* Government keen to tap investor appetite for higher yields
* Dollar-denominated 10-year bond may price Thursday-sources
* Paraguay seen paying similar rate as neighboring Bolivia
By Mariel Cristaldo and Joan Magee
ASUNCION/NEW YORK, Jan 16 Paraguay plans to sell
up to $500 million in 10-year bonds as early as Thursday in its
first foray into global credit markets, sources familiar with
the deal said on Wednesday.
Paraguay is one of South America's poorest and most unstable
nations, but its economy is expected to rebound strongly this
year and the center-right government is keen to tap investor
appetite for the higher yields offered by smaller emerging
The country, which billed the issue as its first in
international markets, is offering to pay about 5 percent
interest on the dollar-denominated debt, the sources said,
asking not to be named because the deal has not been concluded.
The planned debt sale would follow in the footsteps of
neighboring Bolivia, another newcomer to global credit markets
that sold $500 million in 10-year bonds at par to yield 4.875
percent in October.
"Given the number of similarities between the two economies
-- both being open commodity-based economies with similar
ratings -- we think that Bolivia's issuance would serve well as
a comparison for pricing for a new bond from Paraguay," Barclays
Capital said in a briefing note this week.
"In particular, the indebtedness is very low compared with
other names in the region, this is clearly a positive catalyst
for flows into the new issue," it added.
The soy- and beef-exporting nation last issued debt abroad
in 2000 when it sold $400 million of debt in a direct sale to
two banks in Taiwan, with which Paraguay has diplomatic
Paraguay's economy shrank 1.2 percent last year due to a
poor soy harvest and a foot-and-mouth disease outbreak that hit
beef exports, but the central bank expects a 10.5 percent bounce
Farmers' luck has improved this season.
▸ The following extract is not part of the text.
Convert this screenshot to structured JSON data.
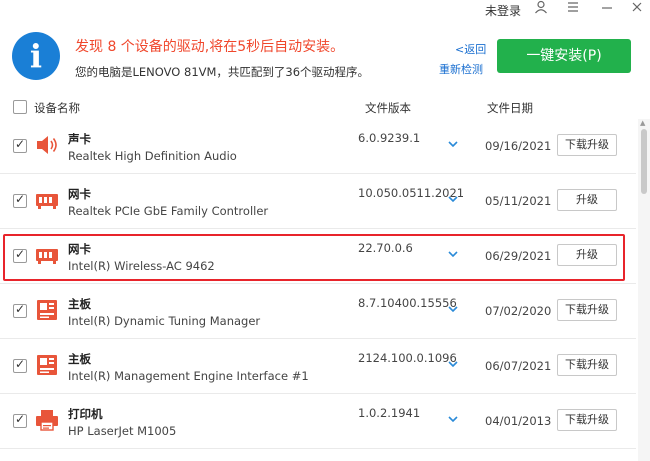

A record soybean
harvest is forecast and the country has won back former markets
for its beef exports.
But despite this year's rosier economic outlook, Paraguay
faces many challenges.
The landlocked nation of about 6.5 million people is
considered one of the world's most corrupt countries and
political instability haunts its young democracy.
Last year, former President Fernando Lugo was ousted in a
lightening-quick impeachment process that critics and
governments in neighboring countries said was tantamount to a
Current President Federico Franco was sworn in to head the
government until a presidential election due on April 21 that
will likely pit two center-right candidates.
Central Bank chief Jorge Corvalan told Reuters last year
Paraguay was not simply aiming at a one-off issue but wanted to
"build a closer future relationship with the markets."
Paraguay hired the investment-banking units of Bank of
America Corp and Citigroup Inc to handle the
issue, which is rated Ba3/BB/BB- respectively by Moody's,
Standard & Poor's and Fitch, sources familiar with the deal